Today I announce the end of Work-Learning Research as my full-time employment. After nine years of engaging my personal quixotic quest, the pragmatist inside me has ripped control from out of the crusty iron hands of the eternal optimist. To put it simply, the financial return is too meager and unreliable to sustain a sensible family.

It’s been a great journey—from the warm euphoric beginning in the summer 1998 to the harsh winter days of 2007—I’ll never regret taking that first step.

The good news is that I am not yet dead, nor are my ambitions diminished. As of today, Work-Learning Research has become a beloved hobby. I’ll work on it in the dark quiet of night, while my daughter naps, while vacuuming the dirt and debris from the floor, while listening from a distance to the voices of the radio elites. For now, I intend to keep my blog (www.willatworklearning.com) and the Work-Learning Research website (www.work-learning.com) up and running, contributing new information when I can.

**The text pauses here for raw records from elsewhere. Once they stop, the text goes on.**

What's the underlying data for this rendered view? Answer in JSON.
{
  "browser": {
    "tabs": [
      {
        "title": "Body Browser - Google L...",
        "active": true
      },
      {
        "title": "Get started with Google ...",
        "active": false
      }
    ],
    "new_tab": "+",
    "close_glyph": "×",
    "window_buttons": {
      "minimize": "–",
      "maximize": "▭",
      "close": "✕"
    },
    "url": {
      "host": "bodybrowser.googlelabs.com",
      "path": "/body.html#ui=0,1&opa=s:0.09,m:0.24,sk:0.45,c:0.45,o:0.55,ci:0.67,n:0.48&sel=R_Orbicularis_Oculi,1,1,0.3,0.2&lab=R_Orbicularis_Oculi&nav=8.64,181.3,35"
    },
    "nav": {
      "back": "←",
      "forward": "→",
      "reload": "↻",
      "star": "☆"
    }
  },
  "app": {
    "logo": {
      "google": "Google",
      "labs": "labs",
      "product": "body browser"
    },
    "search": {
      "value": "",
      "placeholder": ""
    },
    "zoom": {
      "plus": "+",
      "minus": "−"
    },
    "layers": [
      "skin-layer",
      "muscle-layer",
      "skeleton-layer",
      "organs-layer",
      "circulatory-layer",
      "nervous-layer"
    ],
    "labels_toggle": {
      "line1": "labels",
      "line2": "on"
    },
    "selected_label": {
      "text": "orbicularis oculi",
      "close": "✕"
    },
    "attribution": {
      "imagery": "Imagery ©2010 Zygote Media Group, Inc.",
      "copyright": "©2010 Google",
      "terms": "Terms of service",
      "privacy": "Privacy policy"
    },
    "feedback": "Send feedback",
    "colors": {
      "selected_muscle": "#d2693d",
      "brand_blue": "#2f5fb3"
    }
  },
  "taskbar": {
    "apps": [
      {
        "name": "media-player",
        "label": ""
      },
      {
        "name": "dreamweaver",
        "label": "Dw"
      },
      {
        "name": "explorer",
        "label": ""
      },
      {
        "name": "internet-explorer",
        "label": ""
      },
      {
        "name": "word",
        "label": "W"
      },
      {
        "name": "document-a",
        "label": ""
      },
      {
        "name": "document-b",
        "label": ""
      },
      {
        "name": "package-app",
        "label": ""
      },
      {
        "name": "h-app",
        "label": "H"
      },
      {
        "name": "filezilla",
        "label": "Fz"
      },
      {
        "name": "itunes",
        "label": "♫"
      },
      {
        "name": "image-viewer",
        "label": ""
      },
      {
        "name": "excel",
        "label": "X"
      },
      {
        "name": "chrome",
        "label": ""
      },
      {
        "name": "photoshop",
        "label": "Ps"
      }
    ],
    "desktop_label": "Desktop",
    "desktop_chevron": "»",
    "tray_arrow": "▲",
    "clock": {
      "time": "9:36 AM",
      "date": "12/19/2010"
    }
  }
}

My Job Search

My first priority today is to find a great job. If you know of my work and you’re willing to advocate on my behalf, I’d like your help. If you know of an organization that could leverage my talents, let me know or let them know of me. Send me an email.

Here’s what I’m looking for: A senior, high-profile position (in New England, New York, or virtually accessible) with the authority, budget, and thoughtful colleagues to think afresh about learning-and-performance challenges. I’d love a place where I can be entrepreneurial, whether in a small or large organization, building value by combining my multiple backgrounds as a learning expert, researcher, instructional designer, business strategist, manager, marketer, speaker, writer, and visionary. I want to build something that works.

In the next few months as I look for a job, I’ll be finishing research that was previously commissioned. I’ll be speaking at conferences, leading workshops, and completing my commitments to my clients. I’ll also be working to expand on a paper I’ve just written on how to maximize learning with audience response systems—and to build it into a book (a book with great potential to improve classroom learning at all levels by helping instructors use questioning strategies to support higher-level learning).

If you know me well, you’ll know that to put Work-Learning Research on the back burner has not been easy. But it’s done now, and I’m ready to engage the next challenge.

You can access my resume by clicking below.

Download Will_Thalheimer_Resume_2007.pdf